This can be anything — a blog post, email newsletter, YouTube video — as long as you know they will find it interesting.
How do you know this? Because during your meeting, you listened to what they said and noted the things that piqued their interest.
Pay close attention to the phrase used in the last sentence: “No response needed.” This is music to a busy person’s ears. Think about it: I get 600+ emails/day, and do you know what most of them want? They want something from me. When you can say “No response needed,” and send me something I find fascinating, you’re adding value to my life.
Email #3: Close the loop (2 – 3 weeks later)
Wanted to give you an update: I did end up talking to Susan, and you were right — Acme is definitely a fit for me. I’m reaching out to a friend there to learn all I can about Acme before I apply. If there’s anyone else you think I should speak to, please let me know.
Thanks again! I’ll let you know how it goes.
Now is when you separate yourself from 99.999% of people by showing the person you’re emailing that you actually took action on what they suggested.
If you give specific names of people and companies, that’ll show you were listening.
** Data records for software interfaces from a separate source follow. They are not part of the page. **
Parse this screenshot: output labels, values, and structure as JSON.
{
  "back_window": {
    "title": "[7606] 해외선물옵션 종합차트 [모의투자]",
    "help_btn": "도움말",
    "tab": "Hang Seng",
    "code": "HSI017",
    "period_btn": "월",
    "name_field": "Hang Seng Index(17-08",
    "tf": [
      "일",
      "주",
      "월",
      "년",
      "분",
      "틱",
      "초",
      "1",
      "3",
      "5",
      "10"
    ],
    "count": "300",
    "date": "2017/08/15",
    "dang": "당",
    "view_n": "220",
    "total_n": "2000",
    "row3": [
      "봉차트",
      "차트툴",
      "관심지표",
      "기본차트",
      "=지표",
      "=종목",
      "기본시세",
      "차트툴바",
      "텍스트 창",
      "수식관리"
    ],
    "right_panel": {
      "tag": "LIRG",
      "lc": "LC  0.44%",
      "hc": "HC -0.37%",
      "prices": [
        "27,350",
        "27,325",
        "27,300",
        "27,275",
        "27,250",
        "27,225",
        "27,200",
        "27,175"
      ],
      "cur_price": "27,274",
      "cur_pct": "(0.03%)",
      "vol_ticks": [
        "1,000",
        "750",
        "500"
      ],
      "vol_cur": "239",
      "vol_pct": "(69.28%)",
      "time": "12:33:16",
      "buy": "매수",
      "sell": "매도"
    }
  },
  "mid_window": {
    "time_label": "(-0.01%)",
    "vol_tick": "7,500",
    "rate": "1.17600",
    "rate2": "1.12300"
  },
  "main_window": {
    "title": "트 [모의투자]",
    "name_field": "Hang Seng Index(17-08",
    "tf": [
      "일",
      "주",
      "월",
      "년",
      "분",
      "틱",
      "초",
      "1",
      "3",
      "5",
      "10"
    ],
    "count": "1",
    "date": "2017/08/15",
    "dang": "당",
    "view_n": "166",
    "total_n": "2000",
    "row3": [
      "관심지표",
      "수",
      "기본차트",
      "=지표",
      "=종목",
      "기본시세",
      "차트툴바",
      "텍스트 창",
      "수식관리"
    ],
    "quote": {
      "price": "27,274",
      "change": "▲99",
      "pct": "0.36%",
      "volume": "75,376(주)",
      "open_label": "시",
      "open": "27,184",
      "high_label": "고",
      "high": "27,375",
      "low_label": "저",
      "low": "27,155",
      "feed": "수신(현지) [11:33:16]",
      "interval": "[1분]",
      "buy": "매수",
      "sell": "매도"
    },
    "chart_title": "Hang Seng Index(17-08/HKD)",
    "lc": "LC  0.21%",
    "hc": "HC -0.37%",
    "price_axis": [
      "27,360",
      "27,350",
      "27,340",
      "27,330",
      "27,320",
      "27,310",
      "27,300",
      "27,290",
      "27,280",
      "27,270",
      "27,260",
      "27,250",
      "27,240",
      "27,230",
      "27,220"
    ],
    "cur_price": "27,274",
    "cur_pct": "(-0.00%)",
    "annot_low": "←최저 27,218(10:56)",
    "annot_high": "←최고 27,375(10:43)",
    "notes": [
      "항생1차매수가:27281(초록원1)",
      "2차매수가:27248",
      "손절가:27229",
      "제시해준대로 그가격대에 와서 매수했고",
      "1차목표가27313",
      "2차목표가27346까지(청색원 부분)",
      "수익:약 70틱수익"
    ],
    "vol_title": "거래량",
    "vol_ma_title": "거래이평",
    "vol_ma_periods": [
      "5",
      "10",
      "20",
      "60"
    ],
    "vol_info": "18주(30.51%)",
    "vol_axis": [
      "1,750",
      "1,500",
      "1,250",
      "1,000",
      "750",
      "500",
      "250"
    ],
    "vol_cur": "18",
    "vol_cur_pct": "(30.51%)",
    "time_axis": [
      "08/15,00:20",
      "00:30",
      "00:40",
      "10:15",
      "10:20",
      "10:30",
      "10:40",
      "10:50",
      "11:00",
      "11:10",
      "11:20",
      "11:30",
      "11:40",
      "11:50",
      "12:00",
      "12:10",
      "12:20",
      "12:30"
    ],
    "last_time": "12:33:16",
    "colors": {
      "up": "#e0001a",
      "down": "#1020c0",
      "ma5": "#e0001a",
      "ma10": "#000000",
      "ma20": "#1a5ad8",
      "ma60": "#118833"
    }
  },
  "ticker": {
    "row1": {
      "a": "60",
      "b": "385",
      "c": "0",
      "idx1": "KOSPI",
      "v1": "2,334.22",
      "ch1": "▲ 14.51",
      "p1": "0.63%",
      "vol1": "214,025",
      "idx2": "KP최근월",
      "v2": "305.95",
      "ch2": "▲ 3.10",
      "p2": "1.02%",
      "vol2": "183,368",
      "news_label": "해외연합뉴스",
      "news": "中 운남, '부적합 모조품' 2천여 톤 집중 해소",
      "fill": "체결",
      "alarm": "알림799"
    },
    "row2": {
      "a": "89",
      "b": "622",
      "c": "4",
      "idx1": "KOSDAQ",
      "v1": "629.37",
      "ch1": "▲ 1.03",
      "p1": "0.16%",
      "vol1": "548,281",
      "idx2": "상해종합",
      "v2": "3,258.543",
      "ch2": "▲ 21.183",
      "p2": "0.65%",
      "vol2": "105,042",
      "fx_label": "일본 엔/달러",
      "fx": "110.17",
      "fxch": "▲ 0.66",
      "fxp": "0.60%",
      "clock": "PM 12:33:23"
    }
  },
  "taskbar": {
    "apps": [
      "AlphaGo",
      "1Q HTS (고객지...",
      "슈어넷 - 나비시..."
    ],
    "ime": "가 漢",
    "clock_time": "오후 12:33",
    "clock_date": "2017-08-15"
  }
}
It’ll also show the person you’re emailing that they were right — which is a major psychological boost for them.
Just like my Briefcase Technique, this system seems simple and obvious — until you use it. Then its true power is revealed.
And it’s incredibly effective. Check out this email I got from a reader who used the Closing the Loop Technique to help him get a job.
One more testimonial to the Closing The Loop technique that you taught last night. I reached out to a prior boss I haven’t seen in 4 to 5 years about a position I heard about at that company. All I had asked for was if I could still use him as a reference and his up-to-date contact info. He responded in less than a half-hour. By following up and offering to keep him in the loop, he then responded with an offer for a letter of recommendation and an offer to send a personal email to the hiring manager on my behalf. Holy Crap! It really works…
For more on this, be sure to check out my five-minute video where I break down this technique.
FAQs About How to Write an Interview Follow-Up Email
What should I do if I don’t have the interviewer’s email address?
If you don’t have the interviewer’s email address, you can try to find it online by searching the company’s website or LinkedIn. If you still can’t find it, you can reach out to the recruiter or HR representative who scheduled the interview and ask for the interviewer’s contact information. If all else fails, you can send a thank-you note or follow-up message through the LinkedIn platform or the company’s website.
Is it okay to ask for feedback in the follow-up email?
Yes, it’s okay to ask for feedback in a follow-up email after an interview. However, it’s important to be polite and respectful in your request and to not come across as pushy or entitled. You can simply ask if the interviewer has any feedback or suggestions for how you can improve your skills or interview performance in the future.
How often should I follow up if I don’t hear back?
If you don’t hear back after an interview, it’s generally best to follow up once about a week or two after the interview. If you still don’t receive a response after that, it’s probably best to move on and focus on other opportunities. It’s important to balance persistence with professionalism, and not to become a nuisance by following up too frequently.